The organization achieved East African Customs Union and established a common market for goods. In 2008, the free trade area of EAC is expanded into the SADC region and COMESA region. Monetary union is one of the new aims of EAC.
According to the Customs Union, a common external tariff is exercised by member countries. Also, the trade among members is duty-free. The rates of tariffs depend on the type of material: Raw materials (0%), intermediate products (10%), finished goods (25%).
The Community of Sahel–Saharan States (CEN-SAD)
The Community of Sahel–Saharan States (CEN-SAD) was established in 1998. CEN-SAD was founded to increase regional welfare and improve trade volume among member countries. It promoted free movement of goods, capital and people. Member countries are Benin, Burkina Faso, Central African Republic, Chad, the Comoros, Côte d’Ivoire, Djibouti, Egypt, Eritrea, the Gambia, Ghana, Guinea-Bissau, Libya, Mali, Mauritania, Morocco, Niger, Nigeria, Senegal, Sierra Leone, Somalia, the Sudan, Togo and Tunisia. The organization is headquartered in Tripoli, Libya.
The Intergovernmental Authority on Development (IGAD)
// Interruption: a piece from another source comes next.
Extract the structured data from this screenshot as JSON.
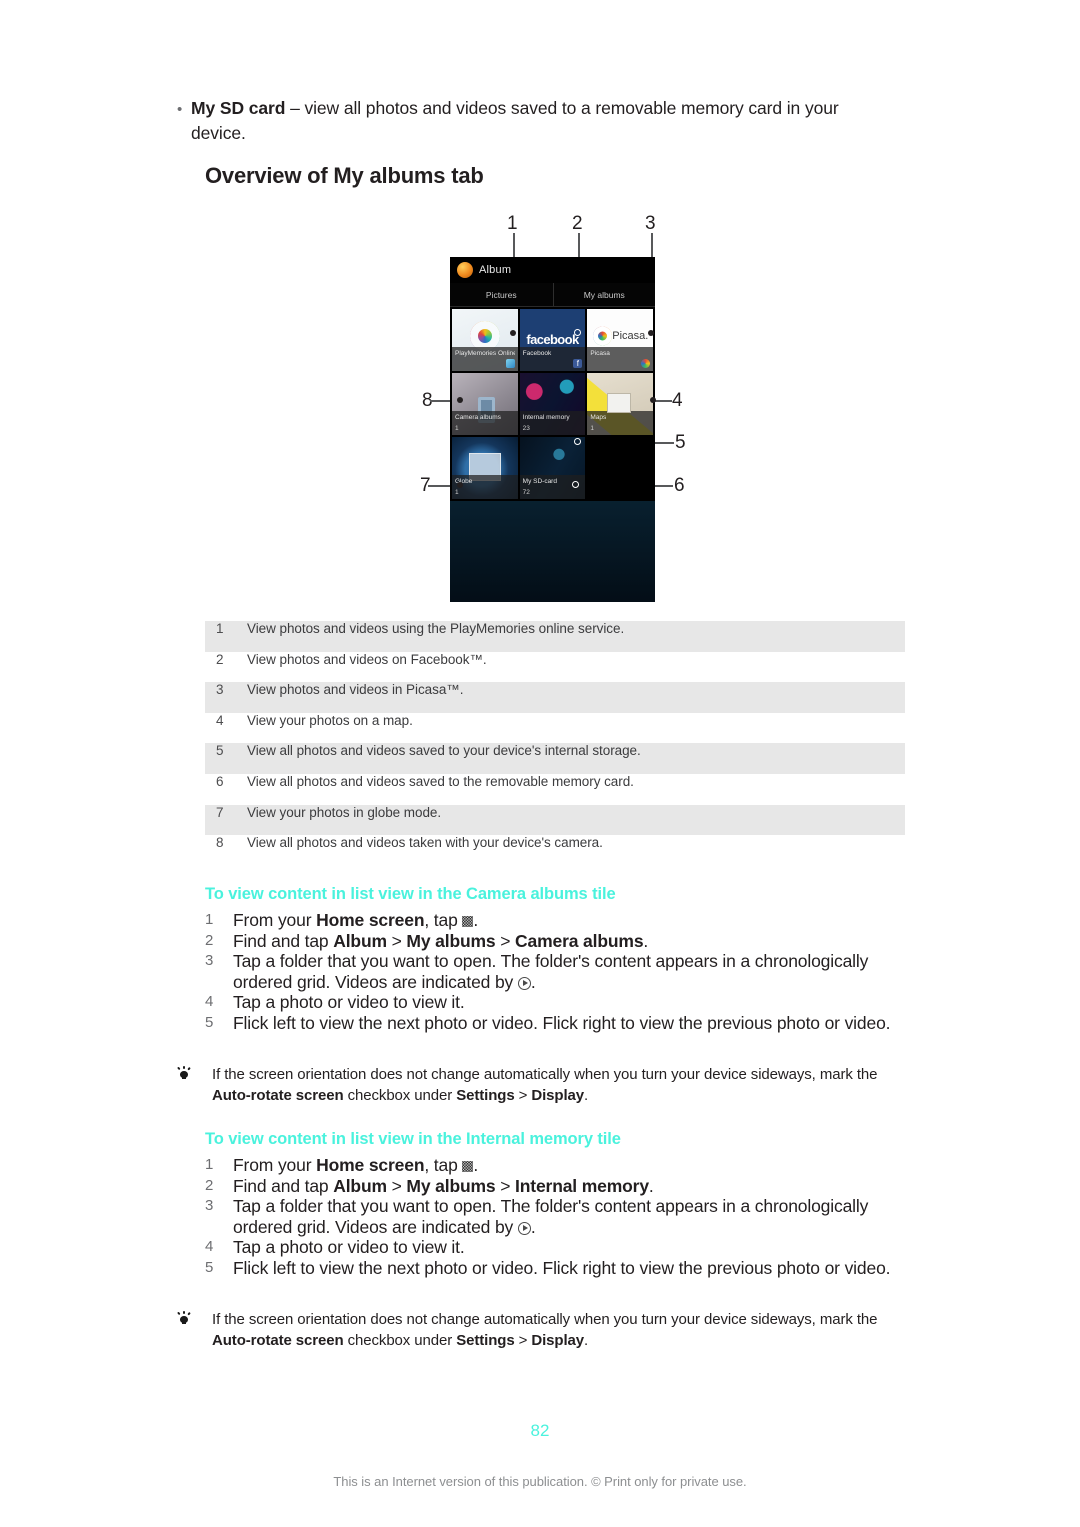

The Intergovernmental Authority on Development (IGAD) is a intergovernmental organization in East Africa. It was created in 1996. It is headquartered in Djibouti City. The member states are Djibouti, Ethiopia, Eritrea, Kenya, Somalia, the Sudan, South Sudan and Uganda. The aim of the organization is to improve trade, investment and financial backgrounds of member states.
The Arab Maghreb Union (AMU)
The Arab Maghreb Union (AMU) was established in 1989. The member countries are Algeria, Libya, Mauritania, Morocco, and Tunisia. The aims of the organization include the establishment of free trade area, customs union and common market. However, the organization has been dormant due to opposition between Morocco and Algeria. The organization is managed from Rabat, Morocco.
Africa Free Trade Zone (AFTZ)
Africa Free Trade Zone (AFTZ) was established at the COMESA-SADC-EAC Summit in 2008. The SADC, COMESA and EAC trade blocs make up the AFTZ. The member countries are Egypt, Libya, Sudan, Angola, Botswana, Burundi, Comoros, Djibouti, Dominican Republic, Eritrea, Ethiopia, Kenya, Lesotho, Madagascar, Malawi, Mauritius, Mozambique, Namibia, Rwanda, Seychelles, Swaziland, South Africa, Tanzania, United Republic Of, Uganda, Zambia and Zimbabwe.